The Transport Network Strategic Investment Tool (TRANSIT) developed by the Commonwealth Scientific and Industrial Research Organisation (CSIRO) works by analysing every possible combination of transport routes and methods and determining the most efficient route.
At present it only applies to livestock movements in the north of the country but minister for agriculture and water resources, Barnaby Joyce, said an AUS$1m expansion would see the tool’s applications extended to cover about 25 agricultural commodities, representing more than 95% of Australia’s agricultural transport volume.
CSIRO developed the tool because agriculture supply chains in Australia often feature transport distances of over 1000km between production, processing and markets. Transport costs can account for up to 40% of the market price.
TRANSIT takes into account factors like road/rail conditions, temporary road closures and diversions and availability of facilities such as truck stops and holding yards.
CSIRO said the tool could be used to manage logistics costs for individual enterprises or whole industries.

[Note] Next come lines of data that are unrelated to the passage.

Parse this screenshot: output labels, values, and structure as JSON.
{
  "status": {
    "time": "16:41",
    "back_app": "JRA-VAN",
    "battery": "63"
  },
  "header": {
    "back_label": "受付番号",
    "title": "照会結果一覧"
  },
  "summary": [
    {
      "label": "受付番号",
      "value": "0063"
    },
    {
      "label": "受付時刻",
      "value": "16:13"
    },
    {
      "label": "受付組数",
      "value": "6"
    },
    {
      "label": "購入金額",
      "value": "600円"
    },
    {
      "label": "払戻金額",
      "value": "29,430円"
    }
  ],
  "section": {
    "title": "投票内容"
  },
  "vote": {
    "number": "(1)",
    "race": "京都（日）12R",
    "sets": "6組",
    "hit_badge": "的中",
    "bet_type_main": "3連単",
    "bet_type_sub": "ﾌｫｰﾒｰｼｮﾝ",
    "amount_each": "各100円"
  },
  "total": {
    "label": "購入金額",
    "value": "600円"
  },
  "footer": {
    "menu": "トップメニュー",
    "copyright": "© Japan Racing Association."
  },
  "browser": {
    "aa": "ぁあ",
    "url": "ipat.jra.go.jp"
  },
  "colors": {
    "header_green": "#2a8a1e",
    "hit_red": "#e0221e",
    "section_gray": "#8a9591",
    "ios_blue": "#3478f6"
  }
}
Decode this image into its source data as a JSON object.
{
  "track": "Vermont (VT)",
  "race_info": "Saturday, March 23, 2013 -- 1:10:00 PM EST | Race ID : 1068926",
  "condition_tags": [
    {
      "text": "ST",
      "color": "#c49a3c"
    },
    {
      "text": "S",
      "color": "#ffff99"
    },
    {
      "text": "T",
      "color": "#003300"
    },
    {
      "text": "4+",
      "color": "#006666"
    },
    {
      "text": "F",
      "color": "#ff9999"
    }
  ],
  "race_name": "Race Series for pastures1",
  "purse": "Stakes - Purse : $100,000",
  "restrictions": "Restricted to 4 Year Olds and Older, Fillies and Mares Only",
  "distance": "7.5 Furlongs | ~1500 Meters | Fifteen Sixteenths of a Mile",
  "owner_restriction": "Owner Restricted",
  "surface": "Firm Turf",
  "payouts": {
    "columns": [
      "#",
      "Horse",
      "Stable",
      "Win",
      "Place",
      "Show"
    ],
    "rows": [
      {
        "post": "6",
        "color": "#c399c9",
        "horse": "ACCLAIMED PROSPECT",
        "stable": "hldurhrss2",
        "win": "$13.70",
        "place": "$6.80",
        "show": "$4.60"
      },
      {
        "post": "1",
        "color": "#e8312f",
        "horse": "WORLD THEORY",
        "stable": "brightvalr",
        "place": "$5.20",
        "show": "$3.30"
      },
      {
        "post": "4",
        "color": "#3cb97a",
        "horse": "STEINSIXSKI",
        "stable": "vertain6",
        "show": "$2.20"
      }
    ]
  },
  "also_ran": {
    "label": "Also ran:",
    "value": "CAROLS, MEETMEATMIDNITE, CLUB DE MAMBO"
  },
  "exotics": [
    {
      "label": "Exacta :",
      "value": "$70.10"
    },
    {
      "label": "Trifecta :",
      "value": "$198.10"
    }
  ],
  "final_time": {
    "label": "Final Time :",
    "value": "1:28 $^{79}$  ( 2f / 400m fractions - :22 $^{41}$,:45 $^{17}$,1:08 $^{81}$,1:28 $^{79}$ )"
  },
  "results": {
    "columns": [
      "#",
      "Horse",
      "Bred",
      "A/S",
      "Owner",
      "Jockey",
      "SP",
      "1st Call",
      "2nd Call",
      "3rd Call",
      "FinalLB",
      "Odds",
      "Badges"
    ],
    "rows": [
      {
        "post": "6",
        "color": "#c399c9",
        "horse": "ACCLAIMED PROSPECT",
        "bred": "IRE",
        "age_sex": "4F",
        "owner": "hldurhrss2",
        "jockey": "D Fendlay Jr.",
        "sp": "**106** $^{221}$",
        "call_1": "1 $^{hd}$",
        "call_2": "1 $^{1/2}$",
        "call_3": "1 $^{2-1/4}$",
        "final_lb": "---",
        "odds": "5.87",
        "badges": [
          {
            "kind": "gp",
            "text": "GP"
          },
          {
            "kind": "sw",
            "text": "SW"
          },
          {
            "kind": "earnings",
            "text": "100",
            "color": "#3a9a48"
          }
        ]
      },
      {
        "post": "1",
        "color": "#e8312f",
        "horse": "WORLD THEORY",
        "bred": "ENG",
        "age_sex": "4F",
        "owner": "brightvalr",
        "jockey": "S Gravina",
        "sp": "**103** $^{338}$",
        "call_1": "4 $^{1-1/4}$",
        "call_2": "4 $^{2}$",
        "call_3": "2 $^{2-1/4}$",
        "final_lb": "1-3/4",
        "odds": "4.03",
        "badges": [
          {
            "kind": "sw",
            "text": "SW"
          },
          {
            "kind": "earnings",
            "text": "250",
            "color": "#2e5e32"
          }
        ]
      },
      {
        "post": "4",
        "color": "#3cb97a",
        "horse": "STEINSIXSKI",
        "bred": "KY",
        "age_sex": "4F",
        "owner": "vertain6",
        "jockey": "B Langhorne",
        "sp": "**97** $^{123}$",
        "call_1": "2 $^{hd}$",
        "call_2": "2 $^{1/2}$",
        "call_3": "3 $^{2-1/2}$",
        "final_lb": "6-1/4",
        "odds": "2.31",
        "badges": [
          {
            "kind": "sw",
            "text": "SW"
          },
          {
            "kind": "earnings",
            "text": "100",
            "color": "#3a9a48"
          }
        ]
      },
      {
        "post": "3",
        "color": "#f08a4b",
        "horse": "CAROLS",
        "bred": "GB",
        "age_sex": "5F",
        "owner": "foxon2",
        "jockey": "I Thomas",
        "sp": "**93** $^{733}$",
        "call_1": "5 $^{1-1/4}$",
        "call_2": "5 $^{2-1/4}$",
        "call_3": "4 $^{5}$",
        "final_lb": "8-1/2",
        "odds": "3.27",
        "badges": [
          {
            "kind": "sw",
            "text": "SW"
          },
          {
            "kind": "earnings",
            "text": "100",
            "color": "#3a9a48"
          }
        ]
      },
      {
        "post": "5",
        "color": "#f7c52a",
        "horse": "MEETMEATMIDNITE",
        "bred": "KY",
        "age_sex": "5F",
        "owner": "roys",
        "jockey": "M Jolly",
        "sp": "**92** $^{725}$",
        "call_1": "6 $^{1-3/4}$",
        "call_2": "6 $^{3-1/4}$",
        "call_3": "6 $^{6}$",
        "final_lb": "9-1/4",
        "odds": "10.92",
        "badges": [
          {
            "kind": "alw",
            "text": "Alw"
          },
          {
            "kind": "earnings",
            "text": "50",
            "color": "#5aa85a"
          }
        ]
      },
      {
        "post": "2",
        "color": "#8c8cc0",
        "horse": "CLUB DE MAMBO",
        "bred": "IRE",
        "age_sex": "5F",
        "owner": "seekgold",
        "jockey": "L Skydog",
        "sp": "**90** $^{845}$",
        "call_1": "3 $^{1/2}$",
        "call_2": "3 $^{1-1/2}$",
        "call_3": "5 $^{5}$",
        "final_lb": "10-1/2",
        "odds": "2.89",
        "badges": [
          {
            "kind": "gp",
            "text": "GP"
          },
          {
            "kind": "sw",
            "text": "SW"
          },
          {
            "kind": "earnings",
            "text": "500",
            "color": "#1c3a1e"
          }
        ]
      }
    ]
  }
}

TRANSIT has also been used to analyse the supply chain benefits of various possible infrastructure projects, including the upgrade of a 510km highway between Clermont and Roma and a new north Queensland abattoir.